Given data —
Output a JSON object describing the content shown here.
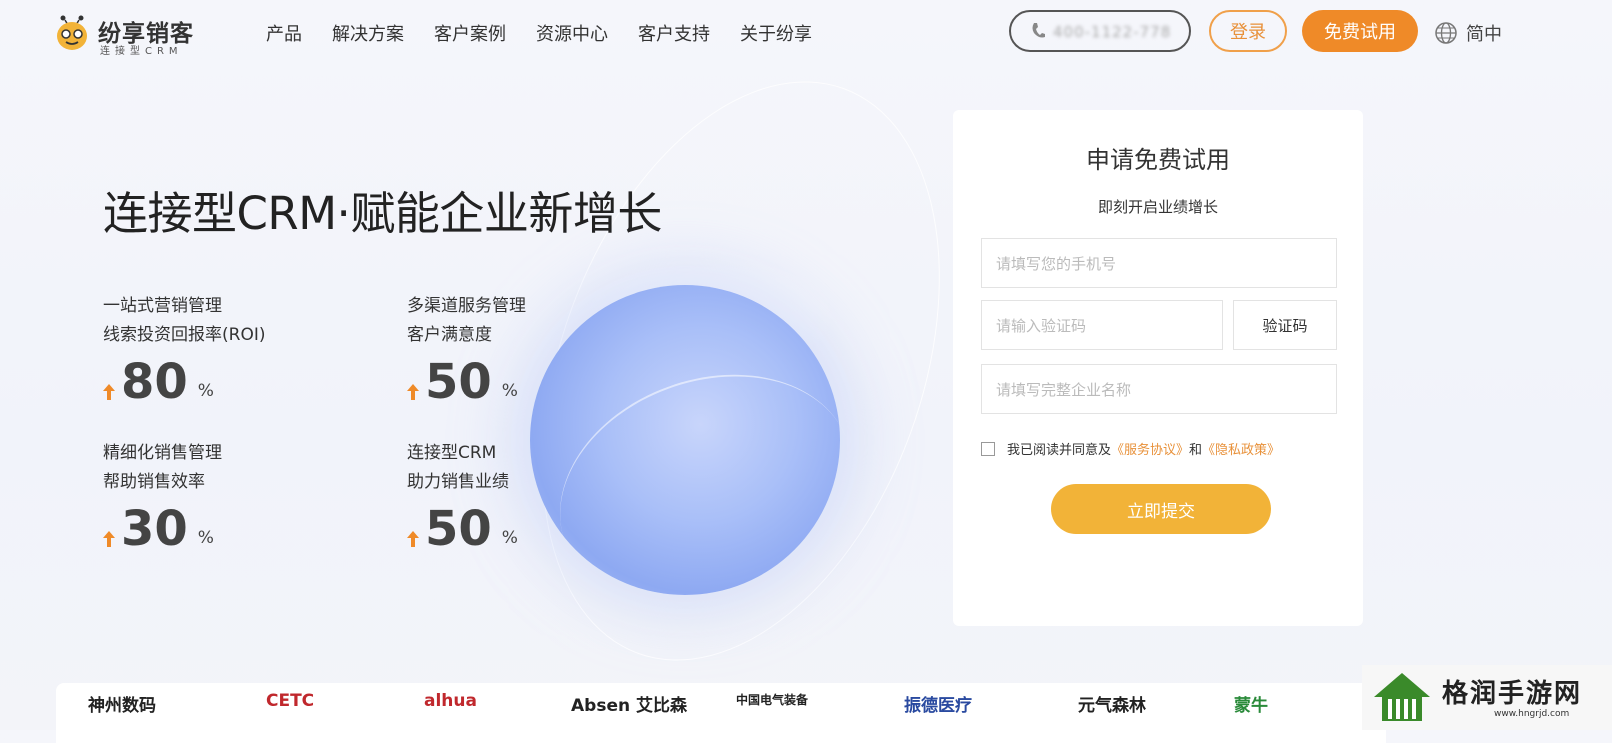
{
  "header": {
    "logo": {
      "name": "纷享销客",
      "sub": "连接型CRM"
    },
    "nav": [
      "产品",
      "解决方案",
      "客户案例",
      "资源中心",
      "客户支持",
      "关于纷享"
    ],
    "phone": "400-1122-778",
    "login": "登录",
    "trial": "免费试用",
    "lang": "简中"
  },
  "hero": {
    "title": "连接型CRM·赋能企业新增长",
    "stats": [
      {
        "line1": "一站式营销管理",
        "line2": "线索投资回报率(ROI)",
        "value": "80",
        "unit": "%"
      },
      {
        "line1": "多渠道服务管理",
        "line2": "客户满意度",
        "value": "50",
        "unit": "%"
      },
      {
        "line1": "精细化销售管理",
        "line2": "帮助销售效率",
        "value": "30",
        "unit": "%"
      },
      {
        "line1": "连接型CRM",
        "line2": "助力销售业绩",
        "value": "50",
        "unit": "%"
      }
    ]
  },
  "form": {
    "title": "申请免费试用",
    "subtitle": "即刻开启业绩增长",
    "phone_placeholder": "请填写您的手机号",
    "code_placeholder": "请输入验证码",
    "code_button": "验证码",
    "company_placeholder": "请填写完整企业名称",
    "agree_prefix": "我已阅读并同意及",
    "terms": "《服务协议》",
    "and": "和",
    "privacy": "《隐私政策》",
    "submit": "立即提交"
  },
  "partners": [
    "神州数码",
    "CETC",
    "alhua",
    "Absen 艾比森",
    "中国电气装备",
    "振德医疗",
    "元气森林",
    "蒙牛"
  ],
  "watermark": {
    "text": "格润手游网",
    "url": "www.hngrjd.com"
  },
  "colors": {
    "accent": "#ef8a28",
    "submit": "#f2b338",
    "link": "#e8913a"
  }
}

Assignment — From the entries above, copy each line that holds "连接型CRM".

Output below —
      "sub": "连接型CRM"
    "title": "连接型CRM·赋能企业新增长",
        "line1": "连接型CRM",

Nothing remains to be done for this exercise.